WORK ITEM: Counting every line in the entries below where the word "JSON" occurs, report how many there are. Give only that number.

☆ ☆ ☆ ☆ ☆

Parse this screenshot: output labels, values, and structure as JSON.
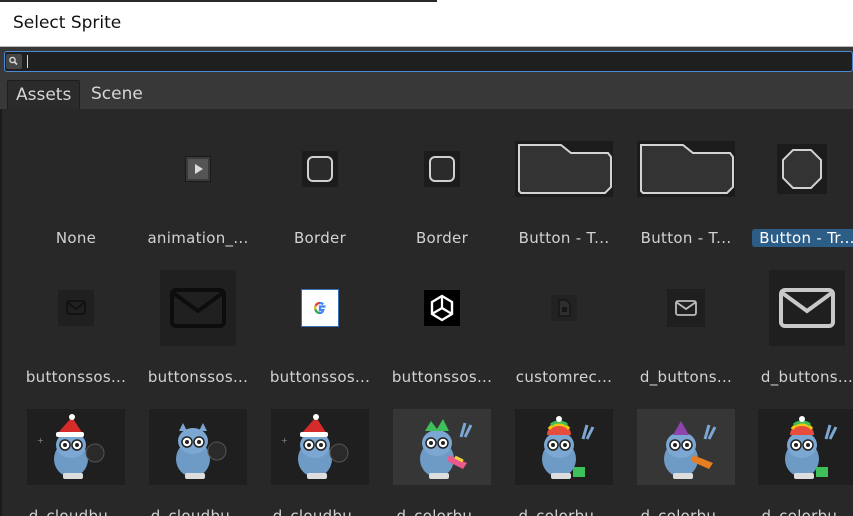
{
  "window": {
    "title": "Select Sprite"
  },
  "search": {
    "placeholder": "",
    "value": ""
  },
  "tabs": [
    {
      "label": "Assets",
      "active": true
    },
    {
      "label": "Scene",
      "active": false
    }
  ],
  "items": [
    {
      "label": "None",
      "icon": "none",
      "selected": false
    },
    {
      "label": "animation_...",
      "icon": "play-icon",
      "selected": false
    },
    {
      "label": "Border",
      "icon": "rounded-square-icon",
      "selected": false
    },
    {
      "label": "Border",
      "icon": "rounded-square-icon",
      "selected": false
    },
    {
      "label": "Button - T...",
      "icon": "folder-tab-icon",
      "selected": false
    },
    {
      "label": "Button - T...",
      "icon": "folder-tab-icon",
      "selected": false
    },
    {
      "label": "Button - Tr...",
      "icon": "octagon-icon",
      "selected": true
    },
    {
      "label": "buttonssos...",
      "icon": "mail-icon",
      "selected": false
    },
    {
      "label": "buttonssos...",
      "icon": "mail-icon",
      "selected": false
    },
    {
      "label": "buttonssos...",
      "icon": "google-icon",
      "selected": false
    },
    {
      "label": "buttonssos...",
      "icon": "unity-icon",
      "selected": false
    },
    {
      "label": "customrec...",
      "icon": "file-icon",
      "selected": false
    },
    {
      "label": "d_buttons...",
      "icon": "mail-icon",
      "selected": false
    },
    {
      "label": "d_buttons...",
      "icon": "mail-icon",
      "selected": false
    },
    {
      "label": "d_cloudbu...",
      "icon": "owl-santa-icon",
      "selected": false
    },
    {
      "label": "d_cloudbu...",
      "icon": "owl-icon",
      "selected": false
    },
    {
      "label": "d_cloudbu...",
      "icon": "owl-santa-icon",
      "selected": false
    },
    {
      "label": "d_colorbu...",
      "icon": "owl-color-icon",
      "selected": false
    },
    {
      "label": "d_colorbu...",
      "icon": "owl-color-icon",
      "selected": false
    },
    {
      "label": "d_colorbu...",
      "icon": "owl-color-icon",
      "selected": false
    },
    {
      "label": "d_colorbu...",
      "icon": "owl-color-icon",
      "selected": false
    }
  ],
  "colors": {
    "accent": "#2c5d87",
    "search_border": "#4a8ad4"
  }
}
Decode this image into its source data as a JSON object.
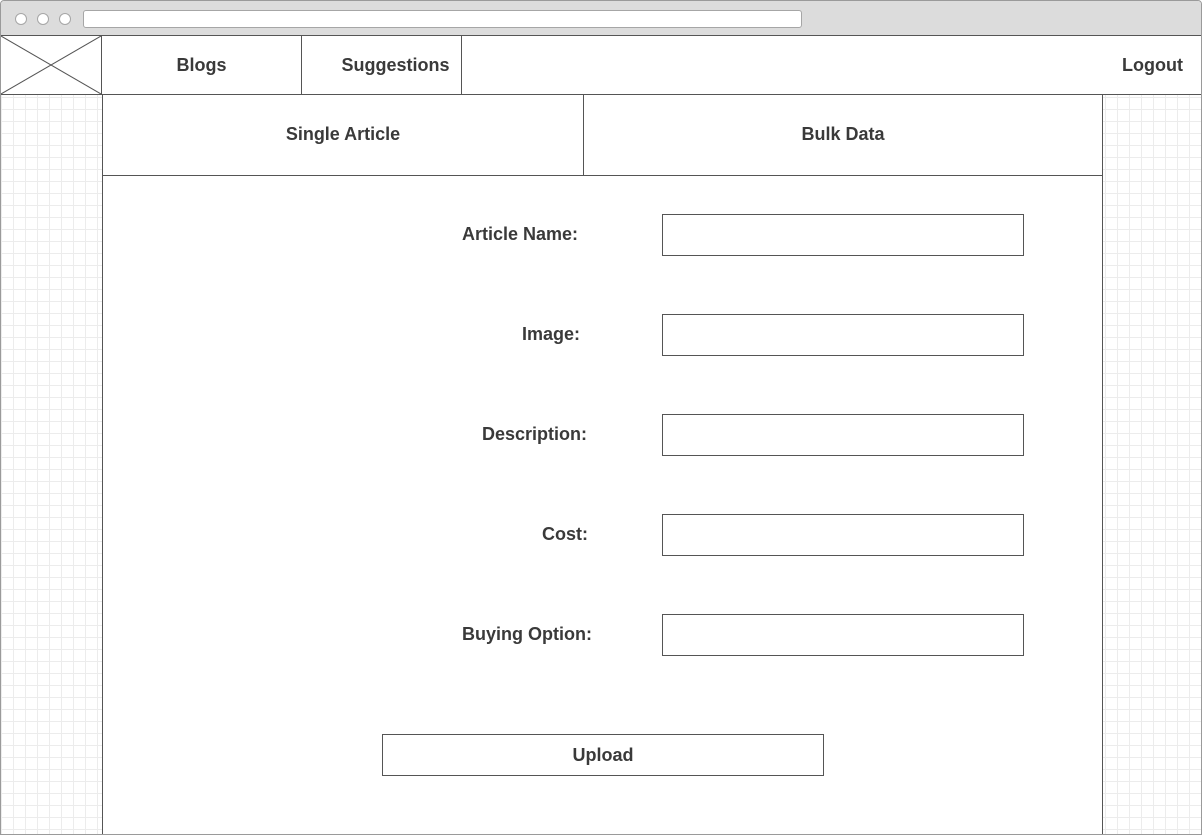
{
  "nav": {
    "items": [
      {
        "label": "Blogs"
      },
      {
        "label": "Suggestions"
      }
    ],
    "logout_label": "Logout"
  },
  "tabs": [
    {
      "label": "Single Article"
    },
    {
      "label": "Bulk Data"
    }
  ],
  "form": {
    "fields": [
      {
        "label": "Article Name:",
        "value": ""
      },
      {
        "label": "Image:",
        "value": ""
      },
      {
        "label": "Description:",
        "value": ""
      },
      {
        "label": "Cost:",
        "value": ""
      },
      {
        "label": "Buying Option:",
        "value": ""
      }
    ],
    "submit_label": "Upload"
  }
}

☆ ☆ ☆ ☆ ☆

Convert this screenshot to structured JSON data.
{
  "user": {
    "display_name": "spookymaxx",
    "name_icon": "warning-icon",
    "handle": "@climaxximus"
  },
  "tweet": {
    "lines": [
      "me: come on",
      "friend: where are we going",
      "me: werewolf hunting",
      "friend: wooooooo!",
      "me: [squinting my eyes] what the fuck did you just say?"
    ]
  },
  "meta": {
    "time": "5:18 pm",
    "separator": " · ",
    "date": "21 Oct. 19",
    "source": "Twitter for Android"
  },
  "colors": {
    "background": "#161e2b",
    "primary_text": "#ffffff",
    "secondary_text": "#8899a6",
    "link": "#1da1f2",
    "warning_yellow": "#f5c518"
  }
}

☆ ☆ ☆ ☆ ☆

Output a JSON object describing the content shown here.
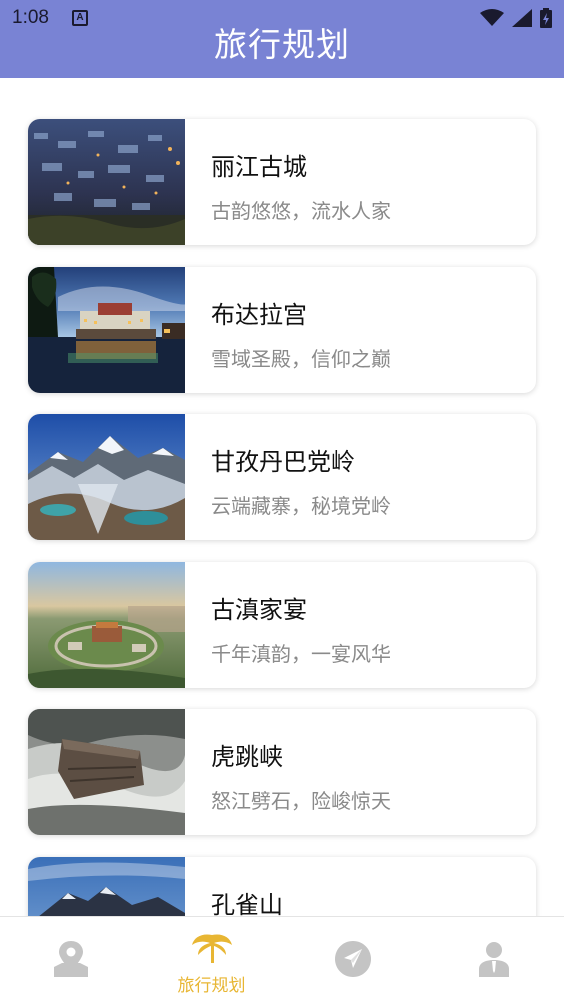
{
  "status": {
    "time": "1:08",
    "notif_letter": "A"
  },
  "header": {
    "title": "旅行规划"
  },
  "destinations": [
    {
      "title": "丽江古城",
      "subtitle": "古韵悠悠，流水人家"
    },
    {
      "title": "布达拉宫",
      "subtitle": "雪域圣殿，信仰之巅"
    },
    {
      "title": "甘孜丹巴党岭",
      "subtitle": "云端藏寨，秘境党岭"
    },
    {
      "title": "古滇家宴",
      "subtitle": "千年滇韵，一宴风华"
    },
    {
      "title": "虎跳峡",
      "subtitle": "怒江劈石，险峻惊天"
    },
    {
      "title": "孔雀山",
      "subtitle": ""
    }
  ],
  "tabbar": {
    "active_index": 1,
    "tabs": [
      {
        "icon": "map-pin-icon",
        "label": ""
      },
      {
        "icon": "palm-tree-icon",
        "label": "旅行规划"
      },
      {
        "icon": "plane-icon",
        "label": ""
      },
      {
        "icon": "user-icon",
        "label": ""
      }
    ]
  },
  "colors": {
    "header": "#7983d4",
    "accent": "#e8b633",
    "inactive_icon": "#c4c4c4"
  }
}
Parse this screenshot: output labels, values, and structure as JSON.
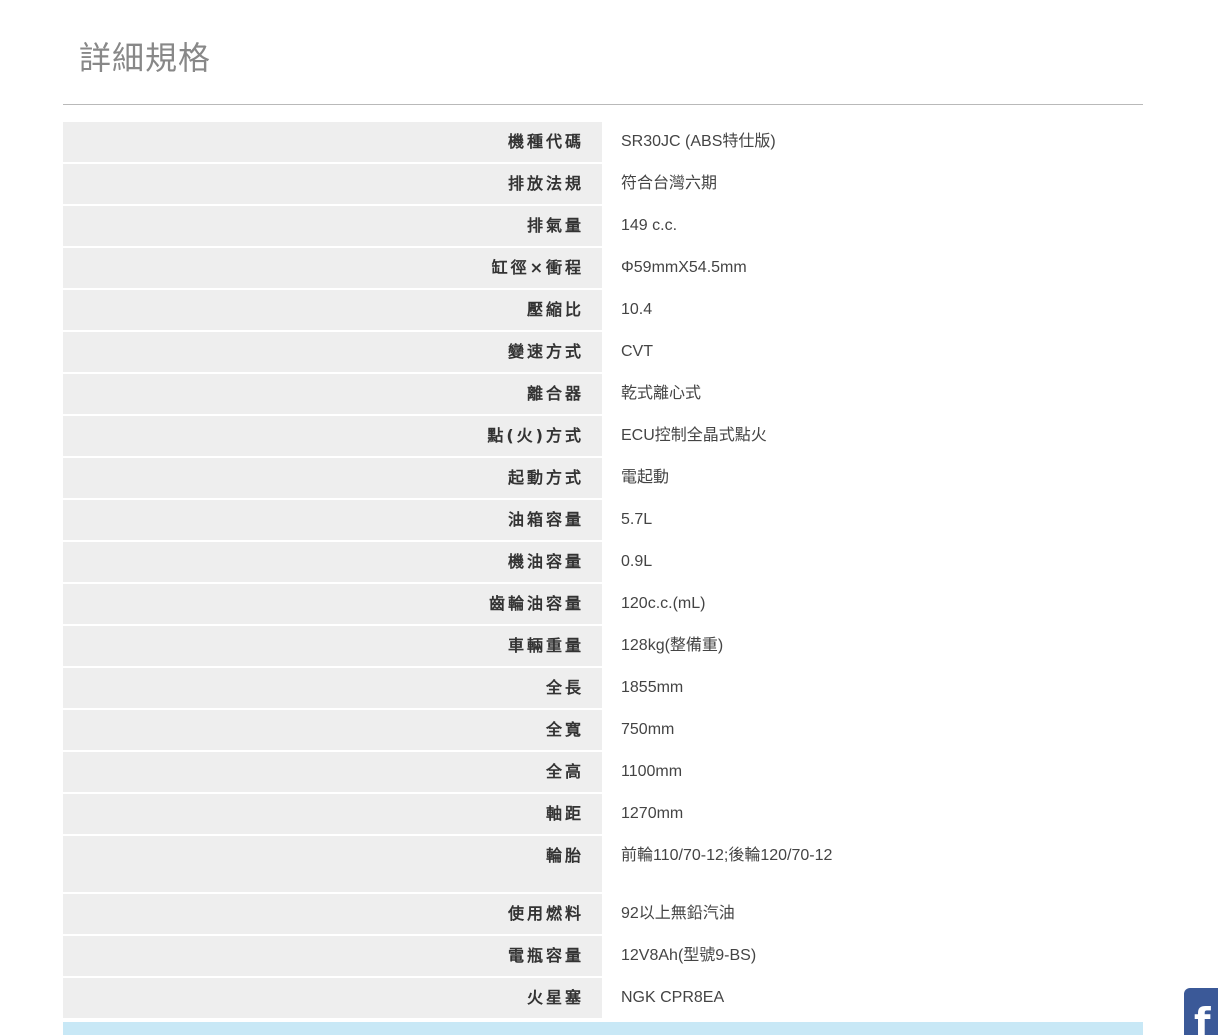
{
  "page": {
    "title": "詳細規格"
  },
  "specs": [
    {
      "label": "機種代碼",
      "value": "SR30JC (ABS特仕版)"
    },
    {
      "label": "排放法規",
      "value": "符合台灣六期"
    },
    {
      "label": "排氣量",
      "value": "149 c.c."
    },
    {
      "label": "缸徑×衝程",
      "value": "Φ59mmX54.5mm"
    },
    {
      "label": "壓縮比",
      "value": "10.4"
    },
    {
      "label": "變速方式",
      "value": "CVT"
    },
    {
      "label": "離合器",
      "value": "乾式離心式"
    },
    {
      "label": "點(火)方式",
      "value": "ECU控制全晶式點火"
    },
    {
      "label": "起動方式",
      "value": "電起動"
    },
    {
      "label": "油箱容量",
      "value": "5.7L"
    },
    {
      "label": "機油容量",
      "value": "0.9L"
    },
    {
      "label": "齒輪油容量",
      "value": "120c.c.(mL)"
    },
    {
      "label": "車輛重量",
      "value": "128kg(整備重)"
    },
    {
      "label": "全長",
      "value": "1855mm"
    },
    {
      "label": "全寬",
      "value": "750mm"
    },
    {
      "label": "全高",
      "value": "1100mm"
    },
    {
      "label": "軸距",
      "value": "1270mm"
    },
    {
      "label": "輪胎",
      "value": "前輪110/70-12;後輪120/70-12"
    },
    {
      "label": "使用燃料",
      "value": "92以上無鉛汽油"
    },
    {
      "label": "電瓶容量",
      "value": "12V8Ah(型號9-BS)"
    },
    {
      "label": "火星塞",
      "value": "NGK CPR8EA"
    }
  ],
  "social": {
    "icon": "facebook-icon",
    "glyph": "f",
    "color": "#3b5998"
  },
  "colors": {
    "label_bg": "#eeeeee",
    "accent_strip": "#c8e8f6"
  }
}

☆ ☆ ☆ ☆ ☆

TASK SOLUTION: 5